After the trial proper was concluded, the trial court took the matter under advisement and permitted counsel to file briefs. It was when these briefs were filed many weeks later that Baumgartner for the first time suggested that this debt was not due the Burts, but their principals. By that time the Burts were obviously in no position to offer evidence which conceivably could have completely annihilated this contention.

The Burts' complaint was for a debt due on what they correctly described as an "open account." 44 C.J.S. Insurance § 358, page 1337. By answer, Baumgartner denied all allegations in the complaint and affirmatively alleged that if he was in fact a partner in Merco, he was only a limited partner.

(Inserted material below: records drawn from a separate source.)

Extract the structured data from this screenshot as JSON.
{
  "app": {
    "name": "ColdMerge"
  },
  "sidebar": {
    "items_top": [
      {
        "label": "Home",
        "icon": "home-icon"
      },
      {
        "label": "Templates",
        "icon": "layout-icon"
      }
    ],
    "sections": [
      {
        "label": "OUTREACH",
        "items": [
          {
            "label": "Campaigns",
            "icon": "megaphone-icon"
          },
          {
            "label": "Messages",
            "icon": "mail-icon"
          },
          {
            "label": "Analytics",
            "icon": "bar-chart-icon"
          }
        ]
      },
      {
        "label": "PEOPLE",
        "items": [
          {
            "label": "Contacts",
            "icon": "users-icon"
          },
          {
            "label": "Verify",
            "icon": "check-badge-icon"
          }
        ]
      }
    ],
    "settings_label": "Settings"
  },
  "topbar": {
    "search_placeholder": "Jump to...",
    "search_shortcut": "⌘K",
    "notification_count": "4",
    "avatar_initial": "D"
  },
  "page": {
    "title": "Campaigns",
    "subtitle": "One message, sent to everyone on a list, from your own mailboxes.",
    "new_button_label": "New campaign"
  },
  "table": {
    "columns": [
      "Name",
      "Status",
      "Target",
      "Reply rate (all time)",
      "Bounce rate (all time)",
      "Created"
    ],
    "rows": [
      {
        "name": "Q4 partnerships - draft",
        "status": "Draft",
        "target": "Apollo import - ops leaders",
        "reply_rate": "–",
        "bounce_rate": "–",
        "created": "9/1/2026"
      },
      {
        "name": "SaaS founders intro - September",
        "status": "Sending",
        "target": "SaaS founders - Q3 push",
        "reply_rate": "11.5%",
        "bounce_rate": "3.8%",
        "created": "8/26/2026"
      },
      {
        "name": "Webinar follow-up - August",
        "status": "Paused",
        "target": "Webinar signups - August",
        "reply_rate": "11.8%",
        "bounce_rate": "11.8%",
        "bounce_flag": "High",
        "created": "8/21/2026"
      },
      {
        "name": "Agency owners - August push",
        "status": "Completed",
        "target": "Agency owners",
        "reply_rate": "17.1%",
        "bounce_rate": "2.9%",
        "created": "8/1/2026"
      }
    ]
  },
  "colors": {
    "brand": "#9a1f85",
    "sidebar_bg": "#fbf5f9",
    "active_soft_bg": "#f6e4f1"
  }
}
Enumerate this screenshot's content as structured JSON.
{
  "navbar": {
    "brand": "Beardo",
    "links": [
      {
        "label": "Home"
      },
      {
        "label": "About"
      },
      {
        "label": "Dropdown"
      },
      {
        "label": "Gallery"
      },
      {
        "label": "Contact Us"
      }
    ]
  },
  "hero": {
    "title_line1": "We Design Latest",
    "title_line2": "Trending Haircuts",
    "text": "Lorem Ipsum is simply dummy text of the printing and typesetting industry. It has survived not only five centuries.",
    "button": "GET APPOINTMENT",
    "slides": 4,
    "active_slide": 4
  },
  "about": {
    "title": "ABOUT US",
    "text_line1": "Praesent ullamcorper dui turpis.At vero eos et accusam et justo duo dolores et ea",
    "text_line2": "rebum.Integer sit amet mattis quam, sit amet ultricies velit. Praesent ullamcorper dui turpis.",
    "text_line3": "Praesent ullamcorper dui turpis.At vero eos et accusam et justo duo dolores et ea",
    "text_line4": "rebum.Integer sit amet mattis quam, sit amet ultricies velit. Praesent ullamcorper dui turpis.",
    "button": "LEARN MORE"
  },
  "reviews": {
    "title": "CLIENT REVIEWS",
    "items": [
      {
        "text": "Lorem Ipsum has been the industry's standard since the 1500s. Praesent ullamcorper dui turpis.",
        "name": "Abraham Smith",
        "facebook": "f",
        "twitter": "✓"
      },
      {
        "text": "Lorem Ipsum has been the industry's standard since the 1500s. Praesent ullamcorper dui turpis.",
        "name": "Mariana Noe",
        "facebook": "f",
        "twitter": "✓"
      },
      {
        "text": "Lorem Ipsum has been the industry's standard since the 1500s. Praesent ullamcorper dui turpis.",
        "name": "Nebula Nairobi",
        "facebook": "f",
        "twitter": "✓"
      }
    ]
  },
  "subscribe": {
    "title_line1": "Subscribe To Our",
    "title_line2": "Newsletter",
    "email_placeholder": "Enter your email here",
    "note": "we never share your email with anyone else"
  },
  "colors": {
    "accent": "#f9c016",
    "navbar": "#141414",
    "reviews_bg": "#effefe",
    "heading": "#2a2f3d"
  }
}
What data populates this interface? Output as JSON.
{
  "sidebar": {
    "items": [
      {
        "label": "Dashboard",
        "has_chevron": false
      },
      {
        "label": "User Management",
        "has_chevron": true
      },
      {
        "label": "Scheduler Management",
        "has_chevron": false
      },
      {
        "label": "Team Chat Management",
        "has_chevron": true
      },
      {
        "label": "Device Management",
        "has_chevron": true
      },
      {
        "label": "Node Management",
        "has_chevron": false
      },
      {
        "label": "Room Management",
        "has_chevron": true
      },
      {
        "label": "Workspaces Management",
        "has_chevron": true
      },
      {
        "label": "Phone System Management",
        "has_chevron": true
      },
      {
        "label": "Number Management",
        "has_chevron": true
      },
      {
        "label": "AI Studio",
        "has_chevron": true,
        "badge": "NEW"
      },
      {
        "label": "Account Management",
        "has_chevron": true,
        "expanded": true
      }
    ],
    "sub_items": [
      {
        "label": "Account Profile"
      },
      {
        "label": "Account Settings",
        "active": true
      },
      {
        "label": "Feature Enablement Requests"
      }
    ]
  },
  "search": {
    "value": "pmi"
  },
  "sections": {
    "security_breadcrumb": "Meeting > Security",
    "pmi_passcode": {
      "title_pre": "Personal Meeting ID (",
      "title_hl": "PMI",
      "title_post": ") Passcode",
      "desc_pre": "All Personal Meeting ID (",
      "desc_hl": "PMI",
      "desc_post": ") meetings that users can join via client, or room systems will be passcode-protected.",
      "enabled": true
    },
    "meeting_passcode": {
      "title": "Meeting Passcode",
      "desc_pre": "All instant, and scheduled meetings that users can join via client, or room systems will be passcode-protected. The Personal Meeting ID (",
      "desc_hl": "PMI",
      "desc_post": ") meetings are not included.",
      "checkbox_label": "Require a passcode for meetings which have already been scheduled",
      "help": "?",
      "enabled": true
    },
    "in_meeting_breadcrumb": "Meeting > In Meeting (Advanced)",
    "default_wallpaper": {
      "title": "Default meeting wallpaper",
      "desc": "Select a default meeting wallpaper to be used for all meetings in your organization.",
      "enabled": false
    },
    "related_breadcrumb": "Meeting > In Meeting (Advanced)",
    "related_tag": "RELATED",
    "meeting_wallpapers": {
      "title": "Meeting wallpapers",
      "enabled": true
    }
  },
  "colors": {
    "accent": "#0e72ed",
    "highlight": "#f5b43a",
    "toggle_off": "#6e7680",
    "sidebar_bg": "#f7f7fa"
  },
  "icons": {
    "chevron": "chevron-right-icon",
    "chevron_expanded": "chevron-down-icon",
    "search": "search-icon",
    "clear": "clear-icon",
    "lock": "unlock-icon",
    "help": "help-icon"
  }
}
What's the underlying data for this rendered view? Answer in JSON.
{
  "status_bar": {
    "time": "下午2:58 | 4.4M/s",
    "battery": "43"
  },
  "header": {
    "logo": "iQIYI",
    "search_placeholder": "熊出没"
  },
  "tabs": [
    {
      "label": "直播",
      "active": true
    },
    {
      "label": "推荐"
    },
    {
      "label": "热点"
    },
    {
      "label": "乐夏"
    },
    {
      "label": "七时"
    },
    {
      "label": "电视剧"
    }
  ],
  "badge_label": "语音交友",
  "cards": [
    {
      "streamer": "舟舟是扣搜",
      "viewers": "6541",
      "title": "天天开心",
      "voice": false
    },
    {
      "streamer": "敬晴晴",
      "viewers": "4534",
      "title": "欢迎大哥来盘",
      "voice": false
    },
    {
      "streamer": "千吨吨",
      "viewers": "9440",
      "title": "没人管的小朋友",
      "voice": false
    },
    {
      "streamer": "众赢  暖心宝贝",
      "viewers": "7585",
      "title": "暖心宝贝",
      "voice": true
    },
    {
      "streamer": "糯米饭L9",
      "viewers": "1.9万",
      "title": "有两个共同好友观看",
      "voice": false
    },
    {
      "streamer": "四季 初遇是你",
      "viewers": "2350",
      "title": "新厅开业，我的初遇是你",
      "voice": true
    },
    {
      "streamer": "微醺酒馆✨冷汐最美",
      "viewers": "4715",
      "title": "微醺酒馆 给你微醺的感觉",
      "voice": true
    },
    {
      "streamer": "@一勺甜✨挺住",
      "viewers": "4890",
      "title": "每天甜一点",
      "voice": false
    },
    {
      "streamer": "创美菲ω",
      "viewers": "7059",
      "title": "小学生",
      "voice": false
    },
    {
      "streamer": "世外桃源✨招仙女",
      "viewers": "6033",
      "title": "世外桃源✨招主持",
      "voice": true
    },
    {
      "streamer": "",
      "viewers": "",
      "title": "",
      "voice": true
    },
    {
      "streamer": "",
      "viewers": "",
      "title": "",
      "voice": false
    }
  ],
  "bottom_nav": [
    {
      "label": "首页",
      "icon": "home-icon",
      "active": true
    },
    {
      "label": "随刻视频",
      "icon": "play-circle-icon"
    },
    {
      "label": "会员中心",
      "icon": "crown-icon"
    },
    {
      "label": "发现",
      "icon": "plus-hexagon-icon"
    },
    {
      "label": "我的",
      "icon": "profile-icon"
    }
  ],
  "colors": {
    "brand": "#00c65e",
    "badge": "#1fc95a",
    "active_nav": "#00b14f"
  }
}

The evidence disclosed that the Burts, operating as a general insurance agency, sold and delivered numerous insurance policies of many different types to Merco, be it the partnership or the corporation, and that in return Merco paid the Burts the sum of approximately $2,800 as a partial payment for premiums due. It was also established that some of these policies were cancelled by Merco before their expiration date and that in such instances Merco received payment or credits from the Burts in the approximate amount of $3,400. There was no complaint that the Burts did not have the authority to effectuate this return of premiums, but only the belated complaint that the Burts were not the proper parties to successfully maintain an action for unpaid premiums. Moreover, it is of interest to note that the Burts testified that in 1957 Baumgartner acknowledged his preexisting indebtedness to the Burts and once again promised to pay them as soon as he in turn collected some of his own accounts receivable.

The majority opinion quite correctly recognizes that an agent of an insurance company can under some circumstances maintain an action in his own name for unpaid premiums. If the insured when sued for unpaid premiums wishes to put in issue the *685 right or the capacity of the agent to maintain the action, or to contend that the agent is not the real party in interest and that his principal is an indispensible party, the better practice would seem to be that such claim be affirmatively pleaded. See Rules 8(c), 9 (a) (1) 17(a), R.C.P.Colo.

Had this matter been thus raised either by pleading or by testimony even during the trial proper, then the Burts would have at least been afforded the opportunity to show, for example, that they had in fact already paid their principals the premiums now sought to be recovered from Baumgartner, or that they had obligated themselves to so do, in which event the majority opinion recognizes that the Burts would then have the right to maintain the present action in their own names. The belated manner in which this issue was injected into the proceedings effectively precluded the Burts from even the opportunity to defend themselves.

SUTTON, J., states that he joins in this dissent.